#### DATA PROVIDED ####

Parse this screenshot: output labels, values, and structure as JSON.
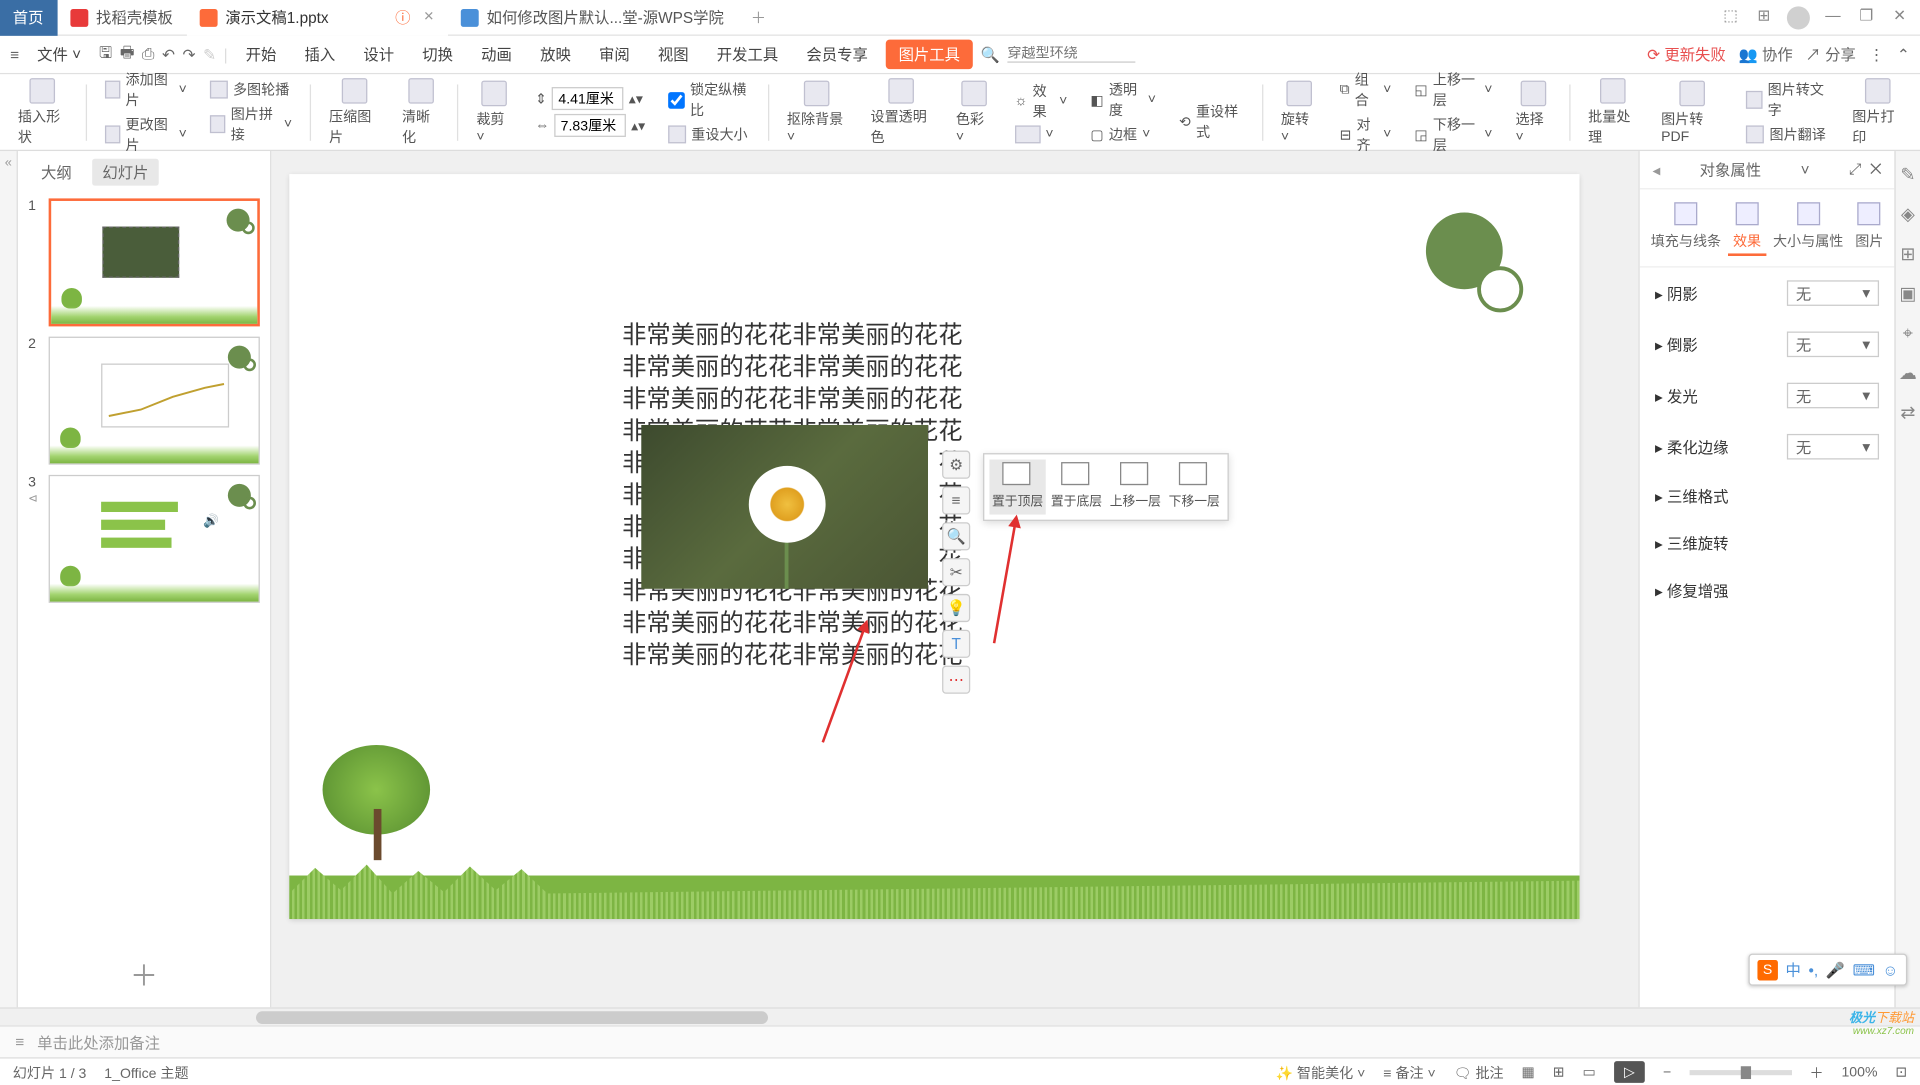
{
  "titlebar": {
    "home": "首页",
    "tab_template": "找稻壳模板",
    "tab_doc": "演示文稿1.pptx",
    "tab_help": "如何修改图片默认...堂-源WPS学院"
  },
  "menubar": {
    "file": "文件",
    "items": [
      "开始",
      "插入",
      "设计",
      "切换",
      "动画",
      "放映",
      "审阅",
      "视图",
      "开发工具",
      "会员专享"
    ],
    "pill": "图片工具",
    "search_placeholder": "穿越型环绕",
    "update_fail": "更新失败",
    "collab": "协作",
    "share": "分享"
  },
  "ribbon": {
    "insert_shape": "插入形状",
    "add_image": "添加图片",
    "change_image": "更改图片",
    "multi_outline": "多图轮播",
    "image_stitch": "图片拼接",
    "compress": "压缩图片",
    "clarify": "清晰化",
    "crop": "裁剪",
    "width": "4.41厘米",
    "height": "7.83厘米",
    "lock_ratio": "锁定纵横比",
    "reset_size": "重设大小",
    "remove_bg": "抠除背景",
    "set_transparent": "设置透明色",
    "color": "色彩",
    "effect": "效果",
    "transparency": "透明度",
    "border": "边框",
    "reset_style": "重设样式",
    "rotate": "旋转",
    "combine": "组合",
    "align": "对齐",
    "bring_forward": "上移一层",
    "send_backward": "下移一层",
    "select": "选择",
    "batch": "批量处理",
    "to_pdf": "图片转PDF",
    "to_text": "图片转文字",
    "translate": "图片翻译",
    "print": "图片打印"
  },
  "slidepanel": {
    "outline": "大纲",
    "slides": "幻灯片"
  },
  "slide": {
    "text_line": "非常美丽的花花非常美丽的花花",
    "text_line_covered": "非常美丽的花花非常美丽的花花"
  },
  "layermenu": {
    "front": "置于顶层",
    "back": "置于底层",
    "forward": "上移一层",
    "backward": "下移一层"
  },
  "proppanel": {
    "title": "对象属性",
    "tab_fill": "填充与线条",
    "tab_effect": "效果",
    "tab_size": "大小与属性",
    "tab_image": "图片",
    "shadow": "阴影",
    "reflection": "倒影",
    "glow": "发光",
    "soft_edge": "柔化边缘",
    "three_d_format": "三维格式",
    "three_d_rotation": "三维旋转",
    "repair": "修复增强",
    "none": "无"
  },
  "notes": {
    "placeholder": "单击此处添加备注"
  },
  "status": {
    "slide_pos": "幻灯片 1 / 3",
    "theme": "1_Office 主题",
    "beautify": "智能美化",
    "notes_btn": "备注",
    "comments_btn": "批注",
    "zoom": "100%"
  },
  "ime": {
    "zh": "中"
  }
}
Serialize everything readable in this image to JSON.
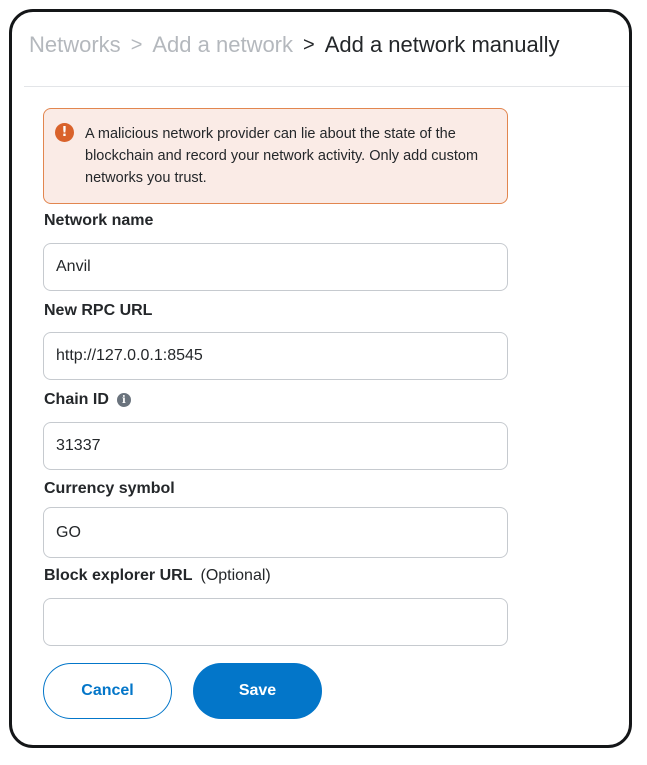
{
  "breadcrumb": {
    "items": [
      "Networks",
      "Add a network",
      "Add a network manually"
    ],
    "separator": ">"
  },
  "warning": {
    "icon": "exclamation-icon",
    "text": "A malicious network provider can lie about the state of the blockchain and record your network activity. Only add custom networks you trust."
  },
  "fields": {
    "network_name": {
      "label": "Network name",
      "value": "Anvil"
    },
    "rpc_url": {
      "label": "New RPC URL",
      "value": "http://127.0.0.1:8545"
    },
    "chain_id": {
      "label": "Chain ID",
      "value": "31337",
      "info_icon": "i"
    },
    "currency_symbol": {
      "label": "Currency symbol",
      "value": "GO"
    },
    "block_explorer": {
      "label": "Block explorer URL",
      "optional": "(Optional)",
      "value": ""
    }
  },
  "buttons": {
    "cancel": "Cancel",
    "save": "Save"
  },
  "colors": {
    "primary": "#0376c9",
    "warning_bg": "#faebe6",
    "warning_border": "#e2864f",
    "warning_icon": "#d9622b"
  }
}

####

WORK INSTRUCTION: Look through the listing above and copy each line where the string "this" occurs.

COMPLETED EXERCISE:
Parse this screenshot: output labels, values, and structure as JSON.
Serialize everything readable in this image to JSON.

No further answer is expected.